Task prompt: Your task is to copy every line of the entries that contains "icon".

Material for this exercise:
==*==
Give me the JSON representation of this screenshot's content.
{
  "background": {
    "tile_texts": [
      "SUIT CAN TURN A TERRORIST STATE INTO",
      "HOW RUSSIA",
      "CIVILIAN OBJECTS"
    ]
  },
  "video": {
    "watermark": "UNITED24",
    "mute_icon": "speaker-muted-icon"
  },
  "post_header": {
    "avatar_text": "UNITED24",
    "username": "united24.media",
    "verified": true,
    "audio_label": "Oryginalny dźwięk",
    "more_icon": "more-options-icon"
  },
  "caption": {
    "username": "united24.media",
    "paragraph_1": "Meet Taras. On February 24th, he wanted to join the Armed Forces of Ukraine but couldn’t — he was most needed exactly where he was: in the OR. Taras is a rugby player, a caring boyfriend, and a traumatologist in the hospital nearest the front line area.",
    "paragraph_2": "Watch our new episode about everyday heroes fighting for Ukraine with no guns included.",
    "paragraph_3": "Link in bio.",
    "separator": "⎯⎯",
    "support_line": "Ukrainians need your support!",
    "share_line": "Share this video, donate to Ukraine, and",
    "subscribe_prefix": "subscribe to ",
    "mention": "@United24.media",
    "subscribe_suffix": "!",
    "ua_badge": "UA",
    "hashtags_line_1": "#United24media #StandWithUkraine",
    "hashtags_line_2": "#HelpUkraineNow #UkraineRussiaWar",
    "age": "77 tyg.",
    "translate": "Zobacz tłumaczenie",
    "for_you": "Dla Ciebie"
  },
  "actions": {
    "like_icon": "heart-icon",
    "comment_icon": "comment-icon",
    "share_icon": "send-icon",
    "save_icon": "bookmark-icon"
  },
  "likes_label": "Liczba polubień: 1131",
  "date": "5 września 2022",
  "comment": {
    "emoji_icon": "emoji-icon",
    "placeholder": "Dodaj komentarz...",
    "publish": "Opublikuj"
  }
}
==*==
Solution for this exercise:
    "mute_icon": "speaker-muted-icon"
    "more_icon": "more-options-icon"
    "like_icon": "heart-icon",
    "comment_icon": "comment-icon",
    "share_icon": "send-icon",
    "save_icon": "bookmark-icon"
    "emoji_icon": "emoji-icon",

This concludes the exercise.